Cal State Will Build Center for Study of Aging

Times Staff Writer

Cal State Fullerton, with $1.3 million raised so far, is on the threshold of building an institution for the study of aging, university President Jewel Plummer Cobb announced Wednesday.

The new Cal State Fullerton Gerontology Center is expected to cost $1.7 million. Cobb told a press conference that the $1.3 million raised thus far includes $800,000 in donations to qualify for a $200,000 “quadruple challenge” bequest from the Butler Family Charitable Fund of the Jewish Community Foundation of Los Angeles.

‘Right Place, Right Time’

To qualify for the foundation grant, Plummer explained, the university had to raise four times the pledged amount.


“The gerontology center . . . (will be) a most important institution, established at the right place at the right time for a growing county which has attracted an unusual number of people who want to spend the rest of their lives here,” she said. Ground breaking for the center is expected next spring, she said.

The long-proposed center will house academic programs focusing on aging, but the 15,000-square-foot, single-story building also will be used for research projects, seminars and conferences. The structure is to be built on campus, on a 2.3-acre site immediately south of the Arboretum.

“To the best of our knowledge, Cal State Fullerton will be able to offer a concept and related services (in the study of the aging) that are unmatched in the county or, for that matter, anywhere else in California,” Cobb said.

Orange County Supervisor Bruce Nestande, who was at the press conference, said the county is lucky to be designated as the site for the gerontology center. “It could have gone on other campuses,” he said, adding that the center would not have become a reality “except for private sector cooperation.”


Nestande also praised Cobb, saying it was her “dynamic leadership” that enabled the gerontolgy center to take shape. He presented Cobb with a $50,000 check for the center from the Orange County Board of Supervisors--part of the board’s federal revenue-sharing money.

Other governmental donations to the center have included $25,000 from the City of Fullerton, $10,000 from Placentia and $1,000 from Brea.

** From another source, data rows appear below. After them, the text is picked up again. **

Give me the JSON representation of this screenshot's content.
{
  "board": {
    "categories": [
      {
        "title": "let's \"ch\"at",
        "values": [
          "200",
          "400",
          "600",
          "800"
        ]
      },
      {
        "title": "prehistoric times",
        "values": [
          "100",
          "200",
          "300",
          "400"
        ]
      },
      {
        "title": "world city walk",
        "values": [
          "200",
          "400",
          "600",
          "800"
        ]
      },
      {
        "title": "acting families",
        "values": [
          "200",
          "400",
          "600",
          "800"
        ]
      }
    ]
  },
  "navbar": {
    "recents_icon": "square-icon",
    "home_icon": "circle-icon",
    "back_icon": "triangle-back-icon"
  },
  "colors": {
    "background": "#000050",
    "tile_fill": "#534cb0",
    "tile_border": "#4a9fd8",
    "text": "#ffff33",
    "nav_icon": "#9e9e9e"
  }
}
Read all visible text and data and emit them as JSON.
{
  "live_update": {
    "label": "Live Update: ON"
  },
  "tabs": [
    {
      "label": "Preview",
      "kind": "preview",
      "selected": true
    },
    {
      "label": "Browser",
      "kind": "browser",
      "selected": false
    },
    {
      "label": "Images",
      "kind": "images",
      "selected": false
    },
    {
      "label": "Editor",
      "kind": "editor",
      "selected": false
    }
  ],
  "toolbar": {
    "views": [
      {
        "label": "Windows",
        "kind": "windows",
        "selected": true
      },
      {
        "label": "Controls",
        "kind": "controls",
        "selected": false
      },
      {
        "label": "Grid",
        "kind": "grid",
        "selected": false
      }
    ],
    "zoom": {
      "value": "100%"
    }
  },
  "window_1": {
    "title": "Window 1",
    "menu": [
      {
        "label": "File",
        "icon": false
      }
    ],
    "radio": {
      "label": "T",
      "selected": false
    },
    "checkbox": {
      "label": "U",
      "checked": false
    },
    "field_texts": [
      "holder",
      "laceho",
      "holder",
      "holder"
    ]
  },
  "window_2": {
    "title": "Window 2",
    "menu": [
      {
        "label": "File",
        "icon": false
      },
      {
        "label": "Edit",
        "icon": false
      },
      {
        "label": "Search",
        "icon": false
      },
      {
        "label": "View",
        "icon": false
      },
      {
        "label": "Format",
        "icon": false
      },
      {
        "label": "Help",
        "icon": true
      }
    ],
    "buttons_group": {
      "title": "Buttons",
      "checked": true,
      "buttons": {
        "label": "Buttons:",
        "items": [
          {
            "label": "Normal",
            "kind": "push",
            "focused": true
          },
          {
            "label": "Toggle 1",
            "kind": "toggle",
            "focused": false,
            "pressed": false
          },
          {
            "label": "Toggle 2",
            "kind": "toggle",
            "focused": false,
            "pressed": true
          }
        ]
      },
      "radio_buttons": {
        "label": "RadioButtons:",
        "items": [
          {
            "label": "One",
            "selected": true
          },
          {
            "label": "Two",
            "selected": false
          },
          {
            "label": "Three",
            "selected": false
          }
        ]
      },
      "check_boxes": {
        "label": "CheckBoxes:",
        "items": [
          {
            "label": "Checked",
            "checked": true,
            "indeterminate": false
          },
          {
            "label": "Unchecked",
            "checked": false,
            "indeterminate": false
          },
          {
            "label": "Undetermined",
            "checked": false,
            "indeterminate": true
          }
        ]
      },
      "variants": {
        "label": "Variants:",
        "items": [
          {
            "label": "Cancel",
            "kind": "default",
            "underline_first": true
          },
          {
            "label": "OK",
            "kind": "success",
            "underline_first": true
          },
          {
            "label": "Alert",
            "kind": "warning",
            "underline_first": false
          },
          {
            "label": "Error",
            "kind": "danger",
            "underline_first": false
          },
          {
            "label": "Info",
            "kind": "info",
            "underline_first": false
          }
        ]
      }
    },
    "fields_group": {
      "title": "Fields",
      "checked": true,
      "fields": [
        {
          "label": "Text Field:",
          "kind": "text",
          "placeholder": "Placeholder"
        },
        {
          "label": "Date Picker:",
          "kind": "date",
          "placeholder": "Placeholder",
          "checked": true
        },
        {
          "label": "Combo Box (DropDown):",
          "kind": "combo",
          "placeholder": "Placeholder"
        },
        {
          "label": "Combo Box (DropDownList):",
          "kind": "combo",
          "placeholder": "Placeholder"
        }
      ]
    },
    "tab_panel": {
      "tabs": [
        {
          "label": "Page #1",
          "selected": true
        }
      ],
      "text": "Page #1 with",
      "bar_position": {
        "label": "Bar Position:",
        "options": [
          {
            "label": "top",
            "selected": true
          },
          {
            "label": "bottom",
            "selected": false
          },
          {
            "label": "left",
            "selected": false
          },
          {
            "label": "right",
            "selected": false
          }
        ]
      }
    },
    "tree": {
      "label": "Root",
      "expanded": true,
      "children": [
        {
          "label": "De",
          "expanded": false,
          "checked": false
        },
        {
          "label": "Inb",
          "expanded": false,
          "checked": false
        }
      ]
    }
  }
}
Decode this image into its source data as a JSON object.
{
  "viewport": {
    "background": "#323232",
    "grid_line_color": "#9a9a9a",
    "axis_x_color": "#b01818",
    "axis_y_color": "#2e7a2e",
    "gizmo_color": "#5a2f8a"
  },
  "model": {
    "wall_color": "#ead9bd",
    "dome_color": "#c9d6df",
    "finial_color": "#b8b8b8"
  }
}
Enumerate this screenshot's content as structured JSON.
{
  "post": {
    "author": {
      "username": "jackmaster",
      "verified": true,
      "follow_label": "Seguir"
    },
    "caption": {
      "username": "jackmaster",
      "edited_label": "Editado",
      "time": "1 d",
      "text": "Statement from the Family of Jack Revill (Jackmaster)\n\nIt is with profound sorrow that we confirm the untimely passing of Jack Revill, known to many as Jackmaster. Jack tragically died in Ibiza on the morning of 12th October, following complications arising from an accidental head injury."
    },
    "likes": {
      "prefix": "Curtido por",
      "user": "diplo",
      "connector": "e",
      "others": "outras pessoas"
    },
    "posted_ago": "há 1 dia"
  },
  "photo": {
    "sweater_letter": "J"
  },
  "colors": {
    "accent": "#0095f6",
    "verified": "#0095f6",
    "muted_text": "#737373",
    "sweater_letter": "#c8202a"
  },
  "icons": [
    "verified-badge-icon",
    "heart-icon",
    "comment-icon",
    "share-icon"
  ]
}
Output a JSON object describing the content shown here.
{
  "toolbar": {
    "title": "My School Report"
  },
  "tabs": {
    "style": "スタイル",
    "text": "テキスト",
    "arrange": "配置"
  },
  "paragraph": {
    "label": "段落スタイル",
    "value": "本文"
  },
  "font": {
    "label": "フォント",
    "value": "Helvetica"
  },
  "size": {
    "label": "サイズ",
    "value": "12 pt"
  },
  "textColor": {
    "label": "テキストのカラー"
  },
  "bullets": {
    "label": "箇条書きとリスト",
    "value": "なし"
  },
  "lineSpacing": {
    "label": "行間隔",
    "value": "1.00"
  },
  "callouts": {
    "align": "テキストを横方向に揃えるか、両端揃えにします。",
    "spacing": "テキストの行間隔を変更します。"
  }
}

Harold Butler, board chairman of Herschel’s Deli and Bakery Inc. and former chairman of Naugles Inc., represented the Butler Family Charitable Trust, which made the $200,000 grant to the gerontology center.

“When I said we’d require a 4-1 matching grant, I didn’t think it was possible (for Cal State Fullerton to raise the money),” Butler joked. He added that construction of the center on aging is an “historic occasion,” something that is “widely needed.”